For each line of the data that includes the word "icon", copy the line.

** Dataset excerpts follows **

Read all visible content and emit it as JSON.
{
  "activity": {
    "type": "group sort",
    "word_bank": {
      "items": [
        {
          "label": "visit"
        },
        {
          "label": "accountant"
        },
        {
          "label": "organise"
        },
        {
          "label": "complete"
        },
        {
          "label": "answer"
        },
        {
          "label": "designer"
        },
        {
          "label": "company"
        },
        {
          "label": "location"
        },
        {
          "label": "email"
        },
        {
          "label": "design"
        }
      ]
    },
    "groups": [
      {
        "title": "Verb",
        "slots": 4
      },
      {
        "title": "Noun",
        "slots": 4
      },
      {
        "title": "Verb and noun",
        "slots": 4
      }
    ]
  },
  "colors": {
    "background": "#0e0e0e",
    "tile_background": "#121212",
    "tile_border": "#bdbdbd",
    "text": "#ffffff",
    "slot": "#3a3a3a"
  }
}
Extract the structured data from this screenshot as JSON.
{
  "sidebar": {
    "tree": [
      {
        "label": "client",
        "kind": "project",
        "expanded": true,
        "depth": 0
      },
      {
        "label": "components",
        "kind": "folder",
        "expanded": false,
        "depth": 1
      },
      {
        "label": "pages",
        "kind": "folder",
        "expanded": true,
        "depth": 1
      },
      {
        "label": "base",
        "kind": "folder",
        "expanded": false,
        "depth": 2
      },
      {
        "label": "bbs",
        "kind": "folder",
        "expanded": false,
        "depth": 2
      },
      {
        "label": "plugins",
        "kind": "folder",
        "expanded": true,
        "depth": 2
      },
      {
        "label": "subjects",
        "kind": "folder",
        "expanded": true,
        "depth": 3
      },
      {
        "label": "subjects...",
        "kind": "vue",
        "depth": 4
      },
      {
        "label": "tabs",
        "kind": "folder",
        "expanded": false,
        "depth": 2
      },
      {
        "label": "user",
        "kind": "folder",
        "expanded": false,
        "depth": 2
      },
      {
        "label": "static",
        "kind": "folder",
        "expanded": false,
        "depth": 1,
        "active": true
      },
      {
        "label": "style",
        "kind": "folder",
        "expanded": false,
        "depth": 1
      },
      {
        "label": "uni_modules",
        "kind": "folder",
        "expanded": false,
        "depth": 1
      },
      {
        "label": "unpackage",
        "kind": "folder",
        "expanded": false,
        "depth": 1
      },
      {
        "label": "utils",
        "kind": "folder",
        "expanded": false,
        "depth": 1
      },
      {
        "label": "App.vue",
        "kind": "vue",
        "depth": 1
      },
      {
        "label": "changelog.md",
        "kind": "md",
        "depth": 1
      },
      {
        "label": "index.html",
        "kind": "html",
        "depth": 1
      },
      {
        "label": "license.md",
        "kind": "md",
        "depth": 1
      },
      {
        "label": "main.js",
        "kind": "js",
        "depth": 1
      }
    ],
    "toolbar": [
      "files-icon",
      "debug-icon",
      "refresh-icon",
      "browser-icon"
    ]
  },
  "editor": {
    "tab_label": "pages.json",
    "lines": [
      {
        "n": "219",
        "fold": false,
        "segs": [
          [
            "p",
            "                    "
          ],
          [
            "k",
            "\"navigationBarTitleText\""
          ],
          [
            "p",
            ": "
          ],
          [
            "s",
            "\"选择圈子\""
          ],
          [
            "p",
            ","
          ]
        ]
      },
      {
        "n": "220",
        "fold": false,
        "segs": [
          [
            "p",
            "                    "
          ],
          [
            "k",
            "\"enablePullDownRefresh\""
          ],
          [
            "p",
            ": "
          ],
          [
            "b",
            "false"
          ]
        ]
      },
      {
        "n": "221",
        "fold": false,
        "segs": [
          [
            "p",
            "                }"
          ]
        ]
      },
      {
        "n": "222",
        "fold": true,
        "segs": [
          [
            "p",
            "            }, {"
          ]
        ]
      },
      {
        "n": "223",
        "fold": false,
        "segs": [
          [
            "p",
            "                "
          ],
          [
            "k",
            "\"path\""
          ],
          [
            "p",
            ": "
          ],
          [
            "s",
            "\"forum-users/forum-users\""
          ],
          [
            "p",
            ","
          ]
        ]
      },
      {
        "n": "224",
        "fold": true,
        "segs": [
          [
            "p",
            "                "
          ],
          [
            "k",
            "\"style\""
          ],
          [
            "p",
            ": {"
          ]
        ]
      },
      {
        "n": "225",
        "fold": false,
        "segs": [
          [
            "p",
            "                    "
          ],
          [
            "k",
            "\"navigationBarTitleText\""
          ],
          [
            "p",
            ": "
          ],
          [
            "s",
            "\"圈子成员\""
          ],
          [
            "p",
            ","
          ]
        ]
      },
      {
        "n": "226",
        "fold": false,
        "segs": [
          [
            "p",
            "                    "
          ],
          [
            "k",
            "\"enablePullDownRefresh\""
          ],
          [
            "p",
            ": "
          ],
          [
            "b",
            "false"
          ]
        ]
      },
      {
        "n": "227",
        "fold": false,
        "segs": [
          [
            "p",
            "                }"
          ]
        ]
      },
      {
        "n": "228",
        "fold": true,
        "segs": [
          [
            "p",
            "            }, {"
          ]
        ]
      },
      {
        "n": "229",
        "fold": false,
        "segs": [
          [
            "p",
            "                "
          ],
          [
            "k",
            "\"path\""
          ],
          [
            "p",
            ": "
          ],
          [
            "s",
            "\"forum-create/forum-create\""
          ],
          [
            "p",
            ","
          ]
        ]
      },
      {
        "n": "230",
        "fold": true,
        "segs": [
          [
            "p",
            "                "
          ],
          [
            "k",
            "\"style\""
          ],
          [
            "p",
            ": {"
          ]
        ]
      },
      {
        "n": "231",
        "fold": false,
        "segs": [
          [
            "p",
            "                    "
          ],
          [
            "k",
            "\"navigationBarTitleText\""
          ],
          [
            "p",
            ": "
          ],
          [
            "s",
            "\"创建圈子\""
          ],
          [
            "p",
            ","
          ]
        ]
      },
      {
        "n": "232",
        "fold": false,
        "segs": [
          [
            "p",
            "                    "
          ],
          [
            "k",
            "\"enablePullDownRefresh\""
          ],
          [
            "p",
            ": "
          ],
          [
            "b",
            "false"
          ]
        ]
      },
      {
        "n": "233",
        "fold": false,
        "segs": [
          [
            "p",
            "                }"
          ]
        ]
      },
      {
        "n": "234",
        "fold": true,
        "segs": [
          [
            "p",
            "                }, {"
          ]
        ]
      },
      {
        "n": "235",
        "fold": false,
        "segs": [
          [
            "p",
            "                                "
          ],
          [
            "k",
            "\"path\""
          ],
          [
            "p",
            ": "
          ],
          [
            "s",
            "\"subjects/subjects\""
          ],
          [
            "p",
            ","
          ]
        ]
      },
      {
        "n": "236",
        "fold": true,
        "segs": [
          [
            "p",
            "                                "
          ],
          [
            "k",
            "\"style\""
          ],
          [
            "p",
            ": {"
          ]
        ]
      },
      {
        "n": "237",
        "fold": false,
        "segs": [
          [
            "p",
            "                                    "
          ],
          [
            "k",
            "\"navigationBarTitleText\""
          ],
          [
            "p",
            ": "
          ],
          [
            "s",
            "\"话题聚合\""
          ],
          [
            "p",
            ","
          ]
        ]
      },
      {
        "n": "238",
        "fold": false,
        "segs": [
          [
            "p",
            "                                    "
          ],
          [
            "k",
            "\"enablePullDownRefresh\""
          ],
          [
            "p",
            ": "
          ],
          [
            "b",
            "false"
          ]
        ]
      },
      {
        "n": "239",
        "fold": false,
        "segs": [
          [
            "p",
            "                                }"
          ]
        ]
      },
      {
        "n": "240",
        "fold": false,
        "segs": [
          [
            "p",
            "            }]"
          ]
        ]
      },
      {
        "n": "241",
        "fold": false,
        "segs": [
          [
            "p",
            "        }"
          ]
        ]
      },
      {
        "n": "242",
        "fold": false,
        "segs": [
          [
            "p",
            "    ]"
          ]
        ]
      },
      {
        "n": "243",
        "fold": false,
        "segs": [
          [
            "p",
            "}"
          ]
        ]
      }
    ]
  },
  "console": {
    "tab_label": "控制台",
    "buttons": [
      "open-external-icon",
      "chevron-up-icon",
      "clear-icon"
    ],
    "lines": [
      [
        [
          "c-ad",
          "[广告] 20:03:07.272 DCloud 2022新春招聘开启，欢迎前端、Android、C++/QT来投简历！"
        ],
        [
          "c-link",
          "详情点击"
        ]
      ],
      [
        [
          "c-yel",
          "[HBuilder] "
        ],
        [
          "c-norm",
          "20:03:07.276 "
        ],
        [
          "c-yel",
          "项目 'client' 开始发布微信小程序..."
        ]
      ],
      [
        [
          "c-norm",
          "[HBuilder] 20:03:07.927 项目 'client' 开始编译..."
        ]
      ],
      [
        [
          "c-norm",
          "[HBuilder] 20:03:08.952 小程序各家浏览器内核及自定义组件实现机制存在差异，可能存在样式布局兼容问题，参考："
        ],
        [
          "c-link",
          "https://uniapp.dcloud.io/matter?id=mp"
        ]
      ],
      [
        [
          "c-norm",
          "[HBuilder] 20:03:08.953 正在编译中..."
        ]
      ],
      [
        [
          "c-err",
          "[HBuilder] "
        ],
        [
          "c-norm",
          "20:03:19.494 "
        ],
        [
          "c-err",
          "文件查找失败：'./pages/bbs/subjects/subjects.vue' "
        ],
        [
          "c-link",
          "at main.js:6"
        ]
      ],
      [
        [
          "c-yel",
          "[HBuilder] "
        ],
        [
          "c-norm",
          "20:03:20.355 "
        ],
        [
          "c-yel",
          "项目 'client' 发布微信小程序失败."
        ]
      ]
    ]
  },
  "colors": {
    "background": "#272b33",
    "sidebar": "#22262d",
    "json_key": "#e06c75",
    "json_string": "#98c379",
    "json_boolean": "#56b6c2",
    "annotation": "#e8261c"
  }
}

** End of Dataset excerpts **

Solved exercise:
      "files-icon",
      "debug-icon",
      "refresh-icon",
      "browser-icon"
      "open-external-icon",
      "chevron-up-icon",
      "clear-icon"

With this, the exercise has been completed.